Data entries
· · · · · · ·

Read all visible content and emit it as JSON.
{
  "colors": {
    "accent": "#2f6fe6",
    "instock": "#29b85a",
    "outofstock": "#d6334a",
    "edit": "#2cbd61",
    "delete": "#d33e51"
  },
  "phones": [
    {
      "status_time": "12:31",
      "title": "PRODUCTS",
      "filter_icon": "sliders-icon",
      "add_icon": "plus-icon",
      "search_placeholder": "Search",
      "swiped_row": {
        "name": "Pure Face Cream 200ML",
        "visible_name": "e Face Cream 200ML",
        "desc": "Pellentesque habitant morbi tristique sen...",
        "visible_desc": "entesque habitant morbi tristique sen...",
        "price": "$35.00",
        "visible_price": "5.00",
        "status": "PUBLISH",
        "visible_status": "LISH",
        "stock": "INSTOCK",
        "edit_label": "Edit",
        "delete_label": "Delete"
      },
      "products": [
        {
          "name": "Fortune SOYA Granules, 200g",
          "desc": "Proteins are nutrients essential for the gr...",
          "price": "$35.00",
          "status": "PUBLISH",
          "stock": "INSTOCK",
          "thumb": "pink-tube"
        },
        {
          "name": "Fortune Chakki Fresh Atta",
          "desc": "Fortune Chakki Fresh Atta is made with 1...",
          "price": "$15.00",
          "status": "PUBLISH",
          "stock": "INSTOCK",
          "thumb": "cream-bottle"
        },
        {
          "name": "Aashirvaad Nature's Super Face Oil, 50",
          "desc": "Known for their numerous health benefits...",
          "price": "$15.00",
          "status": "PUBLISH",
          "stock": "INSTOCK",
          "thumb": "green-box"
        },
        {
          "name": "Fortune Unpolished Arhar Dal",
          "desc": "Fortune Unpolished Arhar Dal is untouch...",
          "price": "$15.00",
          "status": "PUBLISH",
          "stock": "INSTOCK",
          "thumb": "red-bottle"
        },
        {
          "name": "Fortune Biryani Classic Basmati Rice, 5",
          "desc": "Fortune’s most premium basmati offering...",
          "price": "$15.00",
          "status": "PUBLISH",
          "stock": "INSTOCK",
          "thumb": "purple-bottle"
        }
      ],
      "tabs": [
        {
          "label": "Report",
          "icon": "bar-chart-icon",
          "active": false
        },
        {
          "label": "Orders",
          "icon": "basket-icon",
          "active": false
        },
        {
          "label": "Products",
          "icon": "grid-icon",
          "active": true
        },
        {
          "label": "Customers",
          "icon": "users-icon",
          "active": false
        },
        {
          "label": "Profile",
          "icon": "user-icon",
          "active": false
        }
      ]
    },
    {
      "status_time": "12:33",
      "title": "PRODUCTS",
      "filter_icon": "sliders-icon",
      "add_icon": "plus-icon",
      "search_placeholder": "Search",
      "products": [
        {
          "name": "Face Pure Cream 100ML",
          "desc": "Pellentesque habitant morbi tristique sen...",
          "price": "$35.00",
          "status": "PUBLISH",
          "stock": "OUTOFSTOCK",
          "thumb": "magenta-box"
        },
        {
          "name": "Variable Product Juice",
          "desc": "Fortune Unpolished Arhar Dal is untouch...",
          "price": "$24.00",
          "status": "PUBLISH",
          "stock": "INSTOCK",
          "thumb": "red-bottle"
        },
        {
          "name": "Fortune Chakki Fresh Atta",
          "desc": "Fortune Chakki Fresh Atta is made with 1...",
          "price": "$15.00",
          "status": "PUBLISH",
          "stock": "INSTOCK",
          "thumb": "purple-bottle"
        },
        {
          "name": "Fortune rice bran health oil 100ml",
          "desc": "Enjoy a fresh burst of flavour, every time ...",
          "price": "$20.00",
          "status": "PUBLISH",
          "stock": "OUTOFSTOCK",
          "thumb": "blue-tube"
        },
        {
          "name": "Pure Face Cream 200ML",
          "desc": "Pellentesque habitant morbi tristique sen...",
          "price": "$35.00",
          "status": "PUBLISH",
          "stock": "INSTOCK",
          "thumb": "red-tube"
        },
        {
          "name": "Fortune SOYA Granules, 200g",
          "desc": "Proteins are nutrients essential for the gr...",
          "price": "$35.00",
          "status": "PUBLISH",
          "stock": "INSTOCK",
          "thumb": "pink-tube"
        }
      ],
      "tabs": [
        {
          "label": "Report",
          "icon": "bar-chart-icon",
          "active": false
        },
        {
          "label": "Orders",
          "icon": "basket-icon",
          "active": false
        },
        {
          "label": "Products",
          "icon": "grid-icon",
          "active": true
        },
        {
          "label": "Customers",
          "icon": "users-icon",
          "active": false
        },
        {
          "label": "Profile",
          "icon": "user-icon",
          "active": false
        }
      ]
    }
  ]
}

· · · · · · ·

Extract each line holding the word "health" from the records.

          "desc": "Known for their numerous health benefits...",
          "name": "Fortune rice bran health oil 100ml",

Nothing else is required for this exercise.